Exercise requirements: The material below must be retyped in full, with every line kept exactly as it is.

Exercise data:
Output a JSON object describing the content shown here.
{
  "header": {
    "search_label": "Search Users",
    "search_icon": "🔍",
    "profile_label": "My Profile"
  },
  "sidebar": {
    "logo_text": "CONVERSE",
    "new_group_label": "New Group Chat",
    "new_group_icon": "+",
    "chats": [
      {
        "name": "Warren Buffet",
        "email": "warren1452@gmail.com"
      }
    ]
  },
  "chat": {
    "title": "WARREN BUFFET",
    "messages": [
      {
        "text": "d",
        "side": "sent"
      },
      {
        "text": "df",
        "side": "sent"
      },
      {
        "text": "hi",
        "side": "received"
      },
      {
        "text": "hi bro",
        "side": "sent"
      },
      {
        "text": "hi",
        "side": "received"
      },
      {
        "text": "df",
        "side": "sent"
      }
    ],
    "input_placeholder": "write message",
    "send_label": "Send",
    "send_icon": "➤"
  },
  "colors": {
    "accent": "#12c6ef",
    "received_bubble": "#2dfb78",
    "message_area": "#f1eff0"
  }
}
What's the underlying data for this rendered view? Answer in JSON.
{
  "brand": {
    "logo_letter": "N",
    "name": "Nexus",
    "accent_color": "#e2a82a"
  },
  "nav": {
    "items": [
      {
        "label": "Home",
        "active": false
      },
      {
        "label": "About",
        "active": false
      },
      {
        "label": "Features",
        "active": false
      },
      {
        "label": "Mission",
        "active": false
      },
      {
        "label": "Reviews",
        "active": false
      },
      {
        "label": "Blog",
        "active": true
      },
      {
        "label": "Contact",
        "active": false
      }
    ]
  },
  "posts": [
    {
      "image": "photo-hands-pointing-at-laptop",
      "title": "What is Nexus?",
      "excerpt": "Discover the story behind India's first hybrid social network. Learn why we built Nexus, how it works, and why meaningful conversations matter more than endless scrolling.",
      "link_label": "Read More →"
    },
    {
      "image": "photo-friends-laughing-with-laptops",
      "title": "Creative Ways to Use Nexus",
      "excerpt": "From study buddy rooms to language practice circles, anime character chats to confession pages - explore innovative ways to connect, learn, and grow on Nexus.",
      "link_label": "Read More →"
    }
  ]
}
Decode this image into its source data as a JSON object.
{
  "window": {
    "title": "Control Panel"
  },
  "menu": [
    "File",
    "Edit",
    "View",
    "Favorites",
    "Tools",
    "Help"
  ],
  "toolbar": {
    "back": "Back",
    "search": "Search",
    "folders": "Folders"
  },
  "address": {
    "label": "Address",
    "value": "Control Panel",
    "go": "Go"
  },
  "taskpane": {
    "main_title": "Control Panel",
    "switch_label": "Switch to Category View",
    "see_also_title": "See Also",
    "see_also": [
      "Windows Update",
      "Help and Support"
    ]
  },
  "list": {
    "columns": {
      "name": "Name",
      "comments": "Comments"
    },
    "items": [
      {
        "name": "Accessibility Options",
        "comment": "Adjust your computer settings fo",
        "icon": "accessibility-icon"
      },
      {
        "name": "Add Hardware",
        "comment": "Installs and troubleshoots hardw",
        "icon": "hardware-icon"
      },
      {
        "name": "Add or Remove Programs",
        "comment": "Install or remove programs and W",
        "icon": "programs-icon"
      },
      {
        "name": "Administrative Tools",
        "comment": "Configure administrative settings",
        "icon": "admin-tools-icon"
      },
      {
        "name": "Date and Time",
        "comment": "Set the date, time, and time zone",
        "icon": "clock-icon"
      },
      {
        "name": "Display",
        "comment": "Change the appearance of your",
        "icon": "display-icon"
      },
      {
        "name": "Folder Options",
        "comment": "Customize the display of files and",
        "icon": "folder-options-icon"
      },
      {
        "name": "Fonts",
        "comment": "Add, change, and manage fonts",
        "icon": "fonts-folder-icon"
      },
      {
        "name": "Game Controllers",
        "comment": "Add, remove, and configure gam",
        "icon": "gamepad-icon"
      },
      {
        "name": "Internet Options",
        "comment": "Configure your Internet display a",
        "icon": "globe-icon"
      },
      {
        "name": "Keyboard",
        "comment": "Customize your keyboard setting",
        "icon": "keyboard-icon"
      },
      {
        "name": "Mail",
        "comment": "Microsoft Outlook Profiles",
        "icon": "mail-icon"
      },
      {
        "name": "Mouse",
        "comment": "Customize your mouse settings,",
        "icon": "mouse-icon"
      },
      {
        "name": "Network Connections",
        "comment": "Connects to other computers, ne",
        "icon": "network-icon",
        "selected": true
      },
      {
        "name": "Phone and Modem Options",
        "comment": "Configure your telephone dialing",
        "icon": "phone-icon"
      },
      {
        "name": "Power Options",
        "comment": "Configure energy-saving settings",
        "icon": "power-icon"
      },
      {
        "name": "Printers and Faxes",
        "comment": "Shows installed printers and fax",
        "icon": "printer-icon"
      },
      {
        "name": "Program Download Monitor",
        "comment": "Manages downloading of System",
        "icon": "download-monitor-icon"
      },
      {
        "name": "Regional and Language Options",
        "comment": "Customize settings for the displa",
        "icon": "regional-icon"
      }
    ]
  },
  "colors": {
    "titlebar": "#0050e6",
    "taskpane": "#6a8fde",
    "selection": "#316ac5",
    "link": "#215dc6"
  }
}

The completed task:
Output a JSON object describing the content shown here.
{
  "header": {
    "search_label": "Search Users",
    "search_icon": "🔍",
    "profile_label": "My Profile"
  },
  "sidebar": {
    "logo_text": "CONVERSE",
    "new_group_label": "New Group Chat",
    "new_group_icon": "+",
    "chats": [
      {
        "name": "Warren Buffet",
        "email": "warren1452@gmail.com"
      }
    ]
  },
  "chat": {
    "title": "WARREN BUFFET",
    "messages": [
      {
        "text": "d",
        "side": "sent"
      },
      {
        "text": "df",
        "side": "sent"
      },
      {
        "text": "hi",
        "side": "received"
      },
      {
        "text": "hi bro",
        "side": "sent"
      },
      {
        "text": "hi",
        "side": "received"
      },
      {
        "text": "df",
        "side": "sent"
      }
    ],
    "input_placeholder": "write message",
    "send_label": "Send",
    "send_icon": "➤"
  },
  "colors": {
    "accent": "#12c6ef",
    "received_bubble": "#2dfb78",
    "message_area": "#f1eff0"
  }
}
What's the underlying data for this rendered view? Answer in JSON.
{
  "brand": {
    "logo_letter": "N",
    "name": "Nexus",
    "accent_color": "#e2a82a"
  },
  "nav": {
    "items": [
      {
        "label": "Home",
        "active": false
      },
      {
        "label": "About",
        "active": false
      },
      {
        "label": "Features",
        "active": false
      },
      {
        "label": "Mission",
        "active": false
      },
      {
        "label": "Reviews",
        "active": false
      },
      {
        "label": "Blog",
        "active": true
      },
      {
        "label": "Contact",
        "active": false
      }
    ]
  },
  "posts": [
    {
      "image": "photo-hands-pointing-at-laptop",
      "title": "What is Nexus?",
      "excerpt": "Discover the story behind India's first hybrid social network. Learn why we built Nexus, how it works, and why meaningful conversations matter more than endless scrolling.",
      "link_label": "Read More →"
    },
    {
      "image": "photo-friends-laughing-with-laptops",
      "title": "Creative Ways to Use Nexus",
      "excerpt": "From study buddy rooms to language practice circles, anime character chats to confession pages - explore innovative ways to connect, learn, and grow on Nexus.",
      "link_label": "Read More →"
    }
  ]
}
Decode this image into its source data as a JSON object.
{
  "window": {
    "title": "Control Panel"
  },
  "menu": [
    "File",
    "Edit",
    "View",
    "Favorites",
    "Tools",
    "Help"
  ],
  "toolbar": {
    "back": "Back",
    "search": "Search",
    "folders": "Folders"
  },
  "address": {
    "label": "Address",
    "value": "Control Panel",
    "go": "Go"
  },
  "taskpane": {
    "main_title": "Control Panel",
    "switch_label": "Switch to Category View",
    "see_also_title": "See Also",
    "see_also": [
      "Windows Update",
      "Help and Support"
    ]
  },
  "list": {
    "columns": {
      "name": "Name",
      "comments": "Comments"
    },
    "items": [
      {
        "name": "Accessibility Options",
        "comment": "Adjust your computer settings fo",
        "icon": "accessibility-icon"
      },
      {
        "name": "Add Hardware",
        "comment": "Installs and troubleshoots hardw",
        "icon": "hardware-icon"
      },
      {
        "name": "Add or Remove Programs",
        "comment": "Install or remove programs and W",
        "icon": "programs-icon"
      },
      {
        "name": "Administrative Tools",
        "comment": "Configure administrative settings",
        "icon": "admin-tools-icon"
      },
      {
        "name": "Date and Time",
        "comment": "Set the date, time, and time zone",
        "icon": "clock-icon"
      },
      {
        "name": "Display",
        "comment": "Change the appearance of your",
        "icon": "display-icon"
      },
      {
        "name": "Folder Options",
        "comment": "Customize the display of files and",
        "icon": "folder-options-icon"
      },
      {
        "name": "Fonts",
        "comment": "Add, change, and manage fonts",
        "icon": "fonts-folder-icon"
      },
      {
        "name": "Game Controllers",
        "comment": "Add, remove, and configure gam",
        "icon": "gamepad-icon"
      },
      {
        "name": "Internet Options",
        "comment": "Configure your Internet display a",
        "icon": "globe-icon"
      },
      {
        "name": "Keyboard",
        "comment": "Customize your keyboard setting",
        "icon": "keyboard-icon"
      },
      {
        "name": "Mail",
        "comment": "Microsoft Outlook Profiles",
        "icon": "mail-icon"
      },
      {
        "name": "Mouse",
        "comment": "Customize your mouse settings,",
        "icon": "mouse-icon"
      },
      {
        "name": "Network Connections",
        "comment": "Connects to other computers, ne",
        "icon": "network-icon",
        "selected": true
      },
      {
        "name": "Phone and Modem Options",
        "comment": "Configure your telephone dialing",
        "icon": "phone-icon"
      },
      {
        "name": "Power Options",
        "comment": "Configure energy-saving settings",
        "icon": "power-icon"
      },
      {
        "name": "Printers and Faxes",
        "comment": "Shows installed printers and fax",
        "icon": "printer-icon"
      },
      {
        "name": "Program Download Monitor",
        "comment": "Manages downloading of System",
        "icon": "download-monitor-icon"
      },
      {
        "name": "Regional and Language Options",
        "comment": "Customize settings for the displa",
        "icon": "regional-icon"
      }
    ]
  },
  "colors": {
    "titlebar": "#0050e6",
    "taskpane": "#6a8fde",
    "selection": "#316ac5",
    "link": "#215dc6"
  }
}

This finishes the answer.